But Lorance and his supporters have made it clear that the fight for his exoneration will continue.
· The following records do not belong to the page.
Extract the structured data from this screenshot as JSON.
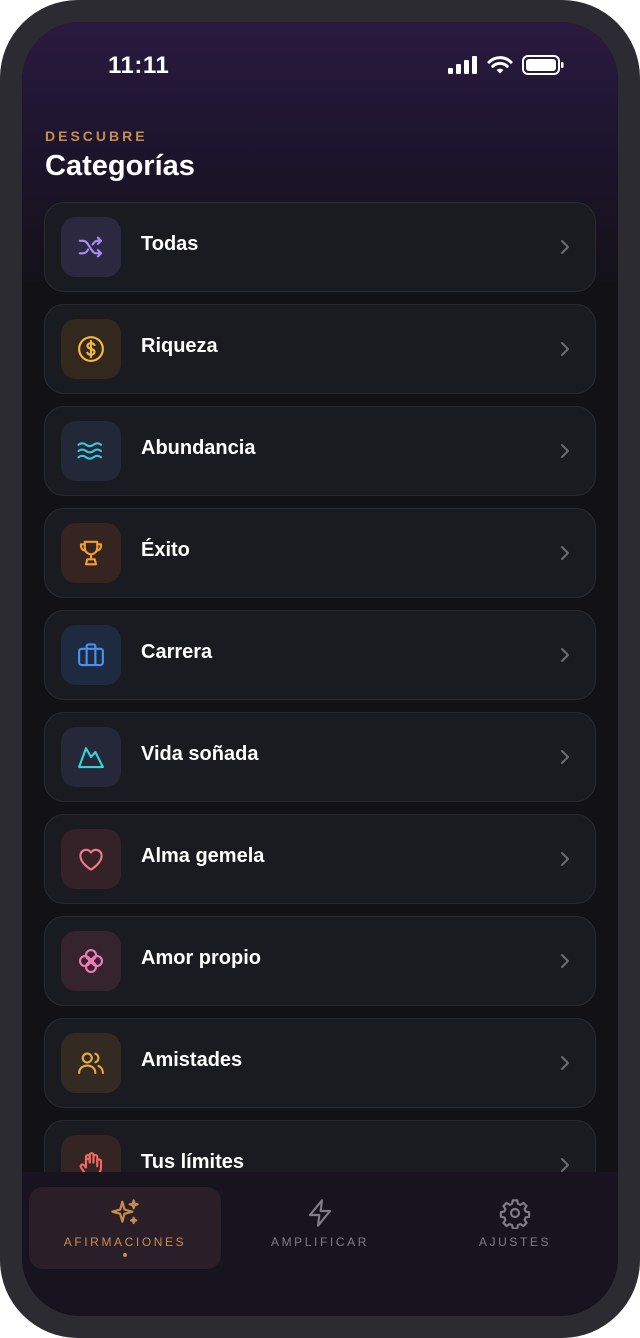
{
  "status_bar": {
    "time": "11:11"
  },
  "header": {
    "eyebrow": "DESCUBRE",
    "title": "Categorías"
  },
  "categories": [
    {
      "label": "Todas",
      "icon": "shuffle-icon",
      "color": "#a78bfa",
      "bg": "#2c2840"
    },
    {
      "label": "Riqueza",
      "icon": "dollar-coin-icon",
      "color": "#f5b942",
      "bg": "#33281e"
    },
    {
      "label": "Abundancia",
      "icon": "waves-icon",
      "color": "#3cc6d8",
      "bg": "#222838"
    },
    {
      "label": "Éxito",
      "icon": "trophy-icon",
      "color": "#f0a030",
      "bg": "#352420"
    },
    {
      "label": "Carrera",
      "icon": "briefcase-icon",
      "color": "#4a90f0",
      "bg": "#1e2a40"
    },
    {
      "label": "Vida soñada",
      "icon": "mountain-icon",
      "color": "#3cd0d8",
      "bg": "#242838"
    },
    {
      "label": "Alma gemela",
      "icon": "heart-icon",
      "color": "#f27a8a",
      "bg": "#352229"
    },
    {
      "label": "Amor propio",
      "icon": "flower-icon",
      "color": "#f07ab8",
      "bg": "#35232e"
    },
    {
      "label": "Amistades",
      "icon": "users-icon",
      "color": "#e8a848",
      "bg": "#332a22"
    },
    {
      "label": "Tus límites",
      "icon": "hand-icon",
      "color": "#f06a60",
      "bg": "#352424"
    }
  ],
  "tabs": [
    {
      "label": "AFIRMACIONES",
      "icon": "sparkles-icon",
      "active": true
    },
    {
      "label": "AMPLIFICAR",
      "icon": "lightning-icon",
      "active": false
    },
    {
      "label": "AJUSTES",
      "icon": "gear-icon",
      "active": false
    }
  ],
  "colors": {
    "accent": "#c98c4e",
    "background": "#111116",
    "card": "#1a1b21"
  }
}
In an email to Task & Purpose, Maher said the defense team plans to file with the Court of Appeals for the Armed Forces, and that appeal will argue many of the same points presented to the Army Court of Appeals, which Maher enumerated in an attached memo of his own.
The memo reiterates that Lorance never fired his own weapon, didn’t see the Afghans on the motorcycle, and thus “relied on PFC Skelton’s threat assessment” before ordering “his gun truck, which was in a support by fire over-watch position, to engage the threat.” The defense also argues that, immediately following the incident, Lorance was segregated from the rest of his platoon, and the “paratroopers were given immunity and ordered to testify against” him.
And of course, there’s the biometric evidence “showing that the EKIA’s DNA was found on road-side bombs,” which was never disclosed in court. “ROE compliance plus positive ID that the EKIA are the enemy proves a justified killing and not murder,” the memo reads.
Meanwhile, Lorance remains publicly optimistic.
“To all of you, to Lieutenant Colonel John Maher and my legal defense team who work night and day for my freedom, and to the wonderful folks at United American patriots for making it all happen, thank you,” Lorance wrote in a letter dated July 2, 2012, that was posted to the Free Clint Lorance Facebook page. “You have taught me many things over the years, chief among them is that we are all in this beautiful disaster we call life together. And together, we will win this fight.”